Records from a dataset
***

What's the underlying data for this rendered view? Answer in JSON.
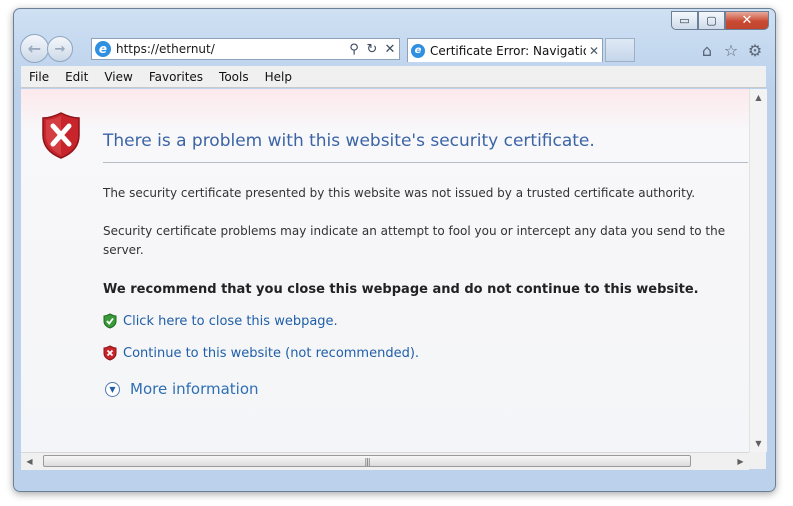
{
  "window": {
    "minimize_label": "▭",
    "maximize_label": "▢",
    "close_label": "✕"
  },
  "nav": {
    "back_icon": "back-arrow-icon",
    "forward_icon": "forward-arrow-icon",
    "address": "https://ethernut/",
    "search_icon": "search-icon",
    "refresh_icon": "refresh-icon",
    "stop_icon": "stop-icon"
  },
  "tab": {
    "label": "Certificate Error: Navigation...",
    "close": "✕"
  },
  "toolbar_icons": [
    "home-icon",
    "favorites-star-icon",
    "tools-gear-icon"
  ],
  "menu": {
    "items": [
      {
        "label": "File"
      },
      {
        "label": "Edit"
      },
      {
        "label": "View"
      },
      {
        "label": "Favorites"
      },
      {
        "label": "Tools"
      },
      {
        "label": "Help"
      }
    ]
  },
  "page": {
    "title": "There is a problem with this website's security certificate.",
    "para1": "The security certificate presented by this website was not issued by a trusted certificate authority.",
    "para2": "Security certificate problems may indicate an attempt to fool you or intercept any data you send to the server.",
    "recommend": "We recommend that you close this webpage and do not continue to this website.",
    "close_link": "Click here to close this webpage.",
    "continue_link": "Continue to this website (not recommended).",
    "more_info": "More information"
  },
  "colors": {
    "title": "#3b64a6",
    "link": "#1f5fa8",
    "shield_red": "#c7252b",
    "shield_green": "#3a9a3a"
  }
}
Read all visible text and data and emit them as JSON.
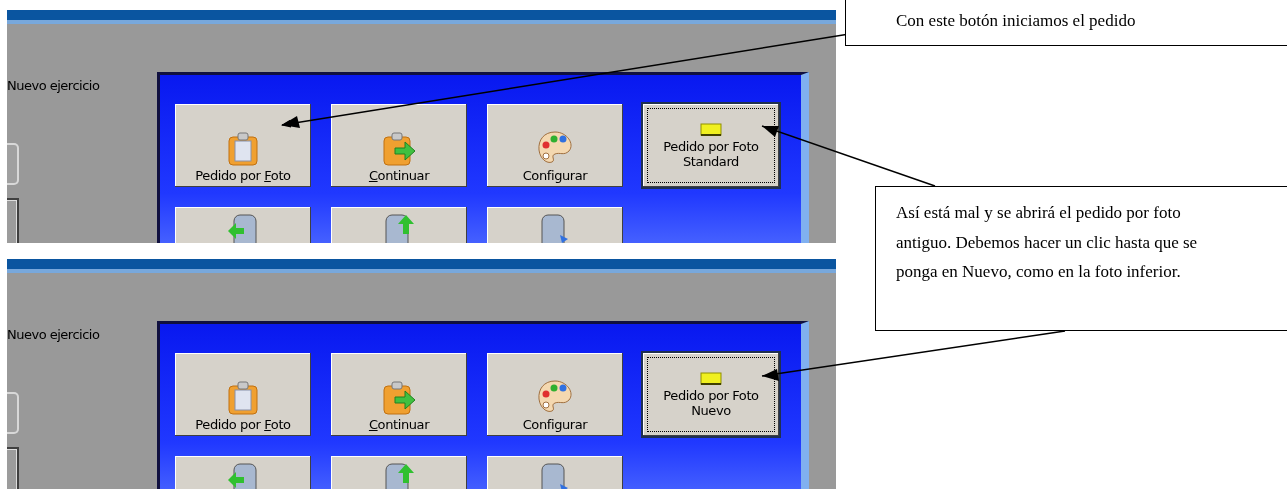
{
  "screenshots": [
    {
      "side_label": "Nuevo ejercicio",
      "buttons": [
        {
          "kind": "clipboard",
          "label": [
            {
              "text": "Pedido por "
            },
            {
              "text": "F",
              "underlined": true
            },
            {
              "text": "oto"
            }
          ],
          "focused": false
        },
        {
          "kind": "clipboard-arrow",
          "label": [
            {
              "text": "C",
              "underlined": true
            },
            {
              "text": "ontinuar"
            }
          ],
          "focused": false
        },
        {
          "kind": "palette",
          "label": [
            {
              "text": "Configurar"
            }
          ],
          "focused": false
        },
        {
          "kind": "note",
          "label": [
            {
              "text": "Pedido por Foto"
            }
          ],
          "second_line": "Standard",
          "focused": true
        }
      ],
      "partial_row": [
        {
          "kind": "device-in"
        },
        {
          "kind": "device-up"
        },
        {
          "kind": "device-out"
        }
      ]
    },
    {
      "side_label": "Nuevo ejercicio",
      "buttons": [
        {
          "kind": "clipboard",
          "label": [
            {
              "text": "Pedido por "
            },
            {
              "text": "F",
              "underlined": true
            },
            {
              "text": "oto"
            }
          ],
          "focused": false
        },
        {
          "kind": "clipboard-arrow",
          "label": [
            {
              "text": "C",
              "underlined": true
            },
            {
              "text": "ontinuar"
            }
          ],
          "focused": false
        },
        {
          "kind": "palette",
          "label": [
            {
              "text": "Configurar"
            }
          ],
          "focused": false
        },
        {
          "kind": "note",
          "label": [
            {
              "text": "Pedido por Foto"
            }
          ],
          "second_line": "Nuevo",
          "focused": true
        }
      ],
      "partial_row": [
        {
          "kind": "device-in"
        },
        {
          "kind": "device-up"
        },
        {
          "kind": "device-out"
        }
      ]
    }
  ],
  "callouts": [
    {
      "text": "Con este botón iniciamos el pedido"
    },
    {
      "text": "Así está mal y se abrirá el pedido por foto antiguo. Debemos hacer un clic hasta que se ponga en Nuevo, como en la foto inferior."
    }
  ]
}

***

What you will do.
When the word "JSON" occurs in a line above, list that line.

Exercise response.
What's the underlying data for this rendered view? Answer in JSON.
Read all visible text and data and emit them as JSON.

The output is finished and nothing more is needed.